### TASK TO CARRY OUT:
A faithful copy is required. Print each line of the data exactly and omit the pictures.

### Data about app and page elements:
════════════════════

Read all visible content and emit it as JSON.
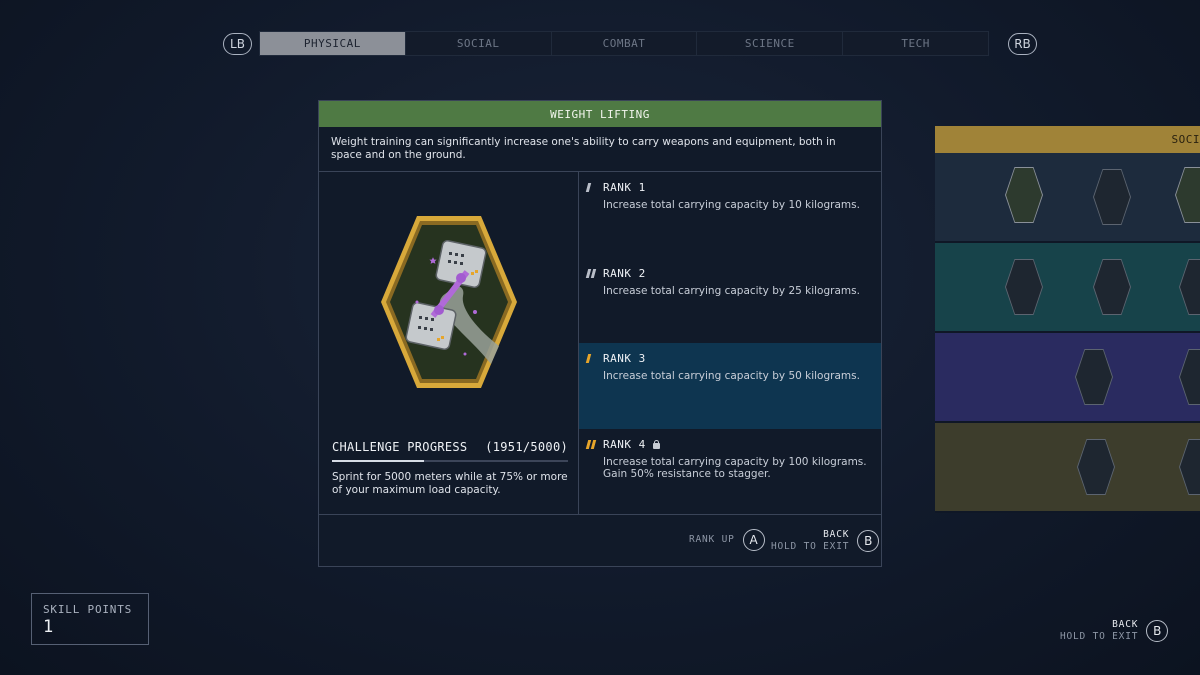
{
  "nav": {
    "left_bumper": "LB",
    "right_bumper": "RB",
    "tabs": [
      {
        "label": "PHYSICAL",
        "active": true
      },
      {
        "label": "SOCIAL",
        "active": false
      },
      {
        "label": "COMBAT",
        "active": false
      },
      {
        "label": "SCIENCE",
        "active": false
      },
      {
        "label": "TECH",
        "active": false
      }
    ]
  },
  "skill": {
    "title": "WEIGHT LIFTING",
    "description": "Weight training can significantly increase one's ability to carry weapons and equipment, both in space and on the ground.",
    "badge_icon": "dumbbell-hand-icon",
    "challenge": {
      "label": "CHALLENGE PROGRESS",
      "progress_text": "(1951/5000)",
      "current": 1951,
      "target": 5000,
      "description": "Sprint for 5000 meters while at 75% or more of your maximum load capacity."
    },
    "ranks": [
      {
        "title": "RANK 1",
        "description": "Increase total carrying capacity by 10 kilograms.",
        "state": "unlocked",
        "pips": 1
      },
      {
        "title": "RANK 2",
        "description": "Increase total carrying capacity by 25 kilograms.",
        "state": "unlocked",
        "pips": 2
      },
      {
        "title": "RANK 3",
        "description": "Increase total carrying capacity by 50 kilograms.",
        "state": "current",
        "pips": 1
      },
      {
        "title": "RANK 4",
        "description": "Increase total carrying capacity by 100 kilograms. Gain 50% resistance to stagger.",
        "state": "locked",
        "pips": 2
      }
    ]
  },
  "actions": {
    "rank_up_label": "RANK UP",
    "rank_up_button": "A",
    "back_label": "BACK",
    "hold_label": "HOLD TO EXIT",
    "back_button": "B"
  },
  "side_panel": {
    "header": "SOCI"
  },
  "skill_points": {
    "label": "SKILL POINTS",
    "value": "1"
  },
  "global_back": {
    "back_label": "BACK",
    "hold_label": "HOLD TO EXIT",
    "button": "B"
  },
  "colors": {
    "accent_green": "#4f7a44",
    "current_rank_bg": "#0e3550",
    "rank_pip_gold": "#e6a52a",
    "badge_gold": "#d8a93a",
    "side_header_gold": "#a08338"
  }
}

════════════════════

### RESPONSE BOX:
Read all visible content and emit it as JSON.
{
  "nav": {
    "left_bumper": "LB",
    "right_bumper": "RB",
    "tabs": [
      {
        "label": "PHYSICAL",
        "active": true
      },
      {
        "label": "SOCIAL",
        "active": false
      },
      {
        "label": "COMBAT",
        "active": false
      },
      {
        "label": "SCIENCE",
        "active": false
      },
      {
        "label": "TECH",
        "active": false
      }
    ]
  },
  "skill": {
    "title": "WEIGHT LIFTING",
    "description": "Weight training can significantly increase one's ability to carry weapons and equipment, both in space and on the ground.",
    "badge_icon": "dumbbell-hand-icon",
    "challenge": {
      "label": "CHALLENGE PROGRESS",
      "progress_text": "(1951/5000)",
      "current": 1951,
      "target": 5000,
      "description": "Sprint for 5000 meters while at 75% or more of your maximum load capacity."
    },
    "ranks": [
      {
        "title": "RANK 1",
        "description": "Increase total carrying capacity by 10 kilograms.",
        "state": "unlocked",
        "pips": 1
      },
      {
        "title": "RANK 2",
        "description": "Increase total carrying capacity by 25 kilograms.",
        "state": "unlocked",
        "pips": 2
      },
      {
        "title": "RANK 3",
        "description": "Increase total carrying capacity by 50 kilograms.",
        "state": "current",
        "pips": 1
      },
      {
        "title": "RANK 4",
        "description": "Increase total carrying capacity by 100 kilograms. Gain 50% resistance to stagger.",
        "state": "locked",
        "pips": 2
      }
    ]
  },
  "actions": {
    "rank_up_label": "RANK UP",
    "rank_up_button": "A",
    "back_label": "BACK",
    "hold_label": "HOLD TO EXIT",
    "back_button": "B"
  },
  "side_panel": {
    "header": "SOCI"
  },
  "skill_points": {
    "label": "SKILL POINTS",
    "value": "1"
  },
  "global_back": {
    "back_label": "BACK",
    "hold_label": "HOLD TO EXIT",
    "button": "B"
  },
  "colors": {
    "accent_green": "#4f7a44",
    "current_rank_bg": "#0e3550",
    "rank_pip_gold": "#e6a52a",
    "badge_gold": "#d8a93a",
    "side_header_gold": "#a08338"
  }
}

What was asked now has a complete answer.